Telly Savalas, the bald-headed actor who played movie villains but gained his most fame as a hard-boiled, lollipop-loving New York City detective in the 1970s television series “Kojak,” died Saturday of prostate cancer.
Savalas was surrounded by his family when he died in his sleep at the suite he kept at the Sheraton-Universal Hotel in Universal City, said Mike Mamakos, his spokesman and longtime friend. It was the day after his 70th birthday.
“He was a wonderful, kind, benevolent and generous man,” Mamakos said.
Savalas had checked out of Huntington Memorial Hospital in Pasadena recently to spend his last days at the hotel. Most of Savalas’ friends did not learn that the actor was seriously ill until shortly before he died, and his death Saturday left them reeling.
“I’ve been his publicist for 25 years and a friend for 30, and he only told me three weeks ago that he was sick,” Mamakos said. “He didn’t want to burden his friends.
Friends remembered Savalas Saturday with anecdotes that illustrated the actor’s humor, courtesy and larger-than-life bonhomie:
They remembered Savalas’ good humor when a little old lady wanted an autograph from “Kojak” during a critical moment in a blackjack game in Las Vegas; the lady got her autograph and Savalas lost hundreds.
And they remembered Savalas donning the only available garment while filming on a cold day in New York and unembarrassingly sporting a lady’s mink coat while waiting to shoot.
“I’m just destroyed,” film producer Howard W. Koch said. “He was an outgoing, sweet, wonderful guy, and he was loved.
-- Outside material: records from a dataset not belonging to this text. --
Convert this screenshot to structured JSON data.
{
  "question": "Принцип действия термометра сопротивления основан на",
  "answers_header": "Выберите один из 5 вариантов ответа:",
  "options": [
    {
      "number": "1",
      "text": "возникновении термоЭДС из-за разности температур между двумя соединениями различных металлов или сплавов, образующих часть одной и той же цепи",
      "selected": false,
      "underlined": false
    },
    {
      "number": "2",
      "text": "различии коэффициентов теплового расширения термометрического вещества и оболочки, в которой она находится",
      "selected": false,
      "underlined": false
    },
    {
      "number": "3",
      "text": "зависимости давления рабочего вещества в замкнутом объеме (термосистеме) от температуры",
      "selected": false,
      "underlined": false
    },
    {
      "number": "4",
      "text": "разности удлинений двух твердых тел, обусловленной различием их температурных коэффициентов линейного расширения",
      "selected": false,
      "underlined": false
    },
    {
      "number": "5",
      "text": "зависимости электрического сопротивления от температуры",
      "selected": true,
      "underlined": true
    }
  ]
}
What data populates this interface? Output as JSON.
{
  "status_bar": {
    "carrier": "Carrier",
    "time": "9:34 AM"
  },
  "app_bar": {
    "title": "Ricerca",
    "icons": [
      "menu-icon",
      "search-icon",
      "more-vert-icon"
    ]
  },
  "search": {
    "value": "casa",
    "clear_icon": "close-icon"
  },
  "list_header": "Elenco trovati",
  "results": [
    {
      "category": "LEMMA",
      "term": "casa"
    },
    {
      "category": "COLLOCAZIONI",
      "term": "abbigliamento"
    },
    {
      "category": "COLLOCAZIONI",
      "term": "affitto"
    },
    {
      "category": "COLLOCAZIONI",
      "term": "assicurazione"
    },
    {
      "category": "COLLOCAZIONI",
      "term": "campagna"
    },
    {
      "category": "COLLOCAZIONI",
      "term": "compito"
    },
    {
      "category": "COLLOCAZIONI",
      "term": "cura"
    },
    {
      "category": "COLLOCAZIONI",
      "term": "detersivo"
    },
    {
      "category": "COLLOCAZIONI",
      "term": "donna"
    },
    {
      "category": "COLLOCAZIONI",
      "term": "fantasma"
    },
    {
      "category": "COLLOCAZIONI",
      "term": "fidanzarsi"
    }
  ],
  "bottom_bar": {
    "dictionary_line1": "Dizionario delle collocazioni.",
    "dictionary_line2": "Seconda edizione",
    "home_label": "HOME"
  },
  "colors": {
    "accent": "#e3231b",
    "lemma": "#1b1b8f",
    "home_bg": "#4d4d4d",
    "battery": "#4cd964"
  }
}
“Telly was great in everything,” Koch said, “But he was born for ‘Kojak'--those snappy remarks, they were really him.”
“Kojak” broke into the top 10-rated shows in its first season, 1972-73. Savalas won an Emmy as best actor in a dramatic series in the 1973-74 season. The police drama lasted until 1978, setting the standard for later gritty, realistic cop shows such as “Hill Street Blues” and “NYPD Blue.”
Playing Kojak was the highlight of Savalas’ lengthy career, Mamakos said. The actor became indelibly identified as Lt. Theo Kojak, and he remained grateful for the recognition.
“He always said, ‘How could it get any better? I’m just a guy from New York playing a guy from New York.’ ”
Kojak’s habitual greeting, “Who loves ya, baby?” was lobbed at women, fellow cops and hoodlums and grew into the detective’s signature and a national catch phrase. He was easily recognized by his clean-shaven head, a screen identity established when he was cast as Pontius Pilate in the 1965 film “The Greatest Story Ever Told” and ordered by director George Stevens to shave off his hair.
He reveled in the public’s identification with Kojak, Mamakos said. “I made 60 movies before ‘Kojak’ with some of the biggest names in the business, and people would still say, ‘There goes what’s-his-name,”’ Savalas once said.
He was born Aristoteles Savalas on Jan. 21, 1924, in Garden City, N.Y. He grew up with four brothers and one sister in a large, volatile Greek family in which “it wasn’t so much strong discipline as strong love that kept us in line,” he once said.
Savalas fought in World War II, although he left the details hazy in interviews. He later earned a bachelor’s degree in psychology from Columbia University and went through a series of jobs: writing for the U.S. State Department Information Service, directing news broadcasts at ABC, directing at a Stamford, Conn., playhouse, teaching adult education in his hometown.
His television career was built mainly on roles as hoodlums and villains. Burt Lancaster provided Savalas’s first important film role in 1961 as a police detective in “The Young Savages,” about New York crime. The following year he appeared in Lancaster’s “Birdman of Alcatraz” as a sadistic convict. The role won him an Academy Award nomination as supporting actor.
He soon became one of Hollywood’s busiest character actors, working in the films: “Johnny Cool,” “The New Interns,” “The Greatest Story Ever Told,” “Genghis Khan,” “Battle of the Bulge,” “The Slender Thread,” “Beau Geste,” “The Dirty Dozen,” “The Scalphunters,” “McKenna’s Gold” and “Kelly’s Heroes.”
After “Kojak’s” run ended, Savalas remained active in films and television, including returns to his Kojak role. In 1983 he got a star in Hollywood Boulevard’s Walk of Fame.
Savalas is survived by his wife, Julie, ex-wives Katharine Nicolaides, Marilyn Gardner and Sally Adams, six children, two brothers, a sister and four grandchildren.
Funeral arrangements were pending.